Molokini Crater snorkeling draws many tourists every year. The crater encompasses more than 20 acres, so while thousands of snorkelers may visit the crater daily during the summer it rarely feels crowded.
Molokini Crater snorkeling is just 2 ½ miles from Maui, which is a 30 minute boat ride. Located in the Alalakeiki Channel, the Molokini Crater is the remnants of a volcanic cinder cone. Part of the crate is 160 feet above water and creates a crescent like islet while the most amazing natural wonders are below the water’s surface. The crater is less than half a mile across.
Molokini crater snorkeling is tranquil within the actual crater as the back wall protects the inner crater from waves and high currents. This results in pool like diving in a life size aquarium.. The inner area of the crater has a diameter of 1,7770 feet and is home to all kinds of sea life, coral, and indigenous fish. Snorkeling outside the crater’s edge is dangerous and should only be left to certified divers and experts. The area within the crater drops off into terrace like volcanic rock structures after approximately 200 yards.
Tourists interested in Molokini crater snorkeling may plan the trip of a lifetime by booking a trip that incorporates an additional activity like whale watching or windsurfing. Some Molokini crater snorkeling packages are also centered around particular fish species, corals, and other sea animals.
The warmest water temperatures for Molokini Crater snorkeling is during the months of July through October when the water is in the low 80s. However, the water drops to the low to mid 70s during the winter months. Many tourists on their first Molokini crater snorkeling trip find a wetsuit necessary. Most tour guides will include these in the tour or rent one for a small fee.
Snuba is an option offered by many Molokini Crater snorkeling tours. This incurs an additional fee, but allows snorkelers to experience the beauty of SCUBA without having to wear the gear or get certified. Snuba allows for Molokini Crater snorkeling with a regulator in your mouth that is attached to a hose that is connected to a raft above the water. Snorkelers can reach depths of 20 feet with snuba and it’s worth the extra fee for many.
Snorkel in the Summer
Storms are not much of a concern during the summer and those that do approach shouldn’t affect your Molokini crater snorkel as they are usually short and fast. The trade winds pick up significantly during the day during the summer, making the early morning (7 am) the best time for a Molokini Crater snorkel.
Snorkel in the Winter

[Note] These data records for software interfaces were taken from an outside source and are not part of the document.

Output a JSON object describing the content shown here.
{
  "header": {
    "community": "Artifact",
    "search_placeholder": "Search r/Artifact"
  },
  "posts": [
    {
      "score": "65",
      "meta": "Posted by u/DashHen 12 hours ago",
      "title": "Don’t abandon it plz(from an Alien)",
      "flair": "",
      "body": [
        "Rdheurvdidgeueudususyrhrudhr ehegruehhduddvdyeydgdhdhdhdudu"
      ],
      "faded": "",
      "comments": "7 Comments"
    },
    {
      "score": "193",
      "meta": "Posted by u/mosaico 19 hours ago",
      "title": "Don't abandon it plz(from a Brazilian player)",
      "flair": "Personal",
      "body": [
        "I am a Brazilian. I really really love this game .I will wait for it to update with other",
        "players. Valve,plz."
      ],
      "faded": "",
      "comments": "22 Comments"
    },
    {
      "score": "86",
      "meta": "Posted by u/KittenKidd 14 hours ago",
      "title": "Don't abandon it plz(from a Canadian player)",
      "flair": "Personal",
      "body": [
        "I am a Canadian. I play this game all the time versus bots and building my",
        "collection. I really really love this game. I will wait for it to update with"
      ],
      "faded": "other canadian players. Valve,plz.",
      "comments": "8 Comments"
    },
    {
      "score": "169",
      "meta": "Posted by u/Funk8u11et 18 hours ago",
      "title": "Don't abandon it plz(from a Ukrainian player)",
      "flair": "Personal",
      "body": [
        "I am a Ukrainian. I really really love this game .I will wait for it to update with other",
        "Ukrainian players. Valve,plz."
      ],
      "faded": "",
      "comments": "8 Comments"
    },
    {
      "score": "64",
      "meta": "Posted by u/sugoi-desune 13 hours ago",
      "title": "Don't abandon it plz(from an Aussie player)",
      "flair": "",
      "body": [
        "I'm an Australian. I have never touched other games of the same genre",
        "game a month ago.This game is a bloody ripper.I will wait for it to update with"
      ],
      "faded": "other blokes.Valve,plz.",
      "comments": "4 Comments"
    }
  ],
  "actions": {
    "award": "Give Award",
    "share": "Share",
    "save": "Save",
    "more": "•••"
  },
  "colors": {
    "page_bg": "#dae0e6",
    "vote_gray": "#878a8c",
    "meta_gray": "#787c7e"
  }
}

During October the Kona season begins and with it the winter season. The Kona season brings in the Kona winds and with them bad storms full of rain and bad surf. Many dive spots may be off limits during these storms, which can last up to two weeks, and could delay your Molokini crater snorkel. There are great diving sites available during the winter that can’t be visited during the summer, which is a benefit for a Molokini crater snorkel during this time. During the winter the water temperatures range from the low to mid 70s and most divers will need a wetsuit. The water visibility is the same as during the summer, except during storms when it is considerably reduced. Winter in Hawaii means storms, and there are usually two or three storms that can last as long as two weeks
Crater Snorkel and Others
After your Molokini crater snorkel you may want to snorkel or dive some of Maui’s other great dive spots. This includes Airport Beach, Honalua Bay, Black Rock, Kapalua Bay, Jodo Reef, Mala Wharf, Canoa Beach, and Marriott Reef. Beginners will love Jodo Reef as it is easily accessible and not deep. Marriott Reef has reefs as tall as 15 feet with all types of sea life.
Maui Must Sees
When you are out of the water there are other amazing sites you will want to see around Maui. Makhiku Falls are highly recommended and they are about a half a mile from the top of the Pipwai Trail. The falls are 185 feet tall, which is impressive. Continuing on the trail will carry you to Waimoku Falls, which are even more impressive.
Tourists should also check out Kuloa Point. However, it is dangerous to swim in the ocean here and tourists should stay in the pools. The trail that leads to Kuloa Point begins at the Kipahulu Visitor Center and winds its way past historic sites.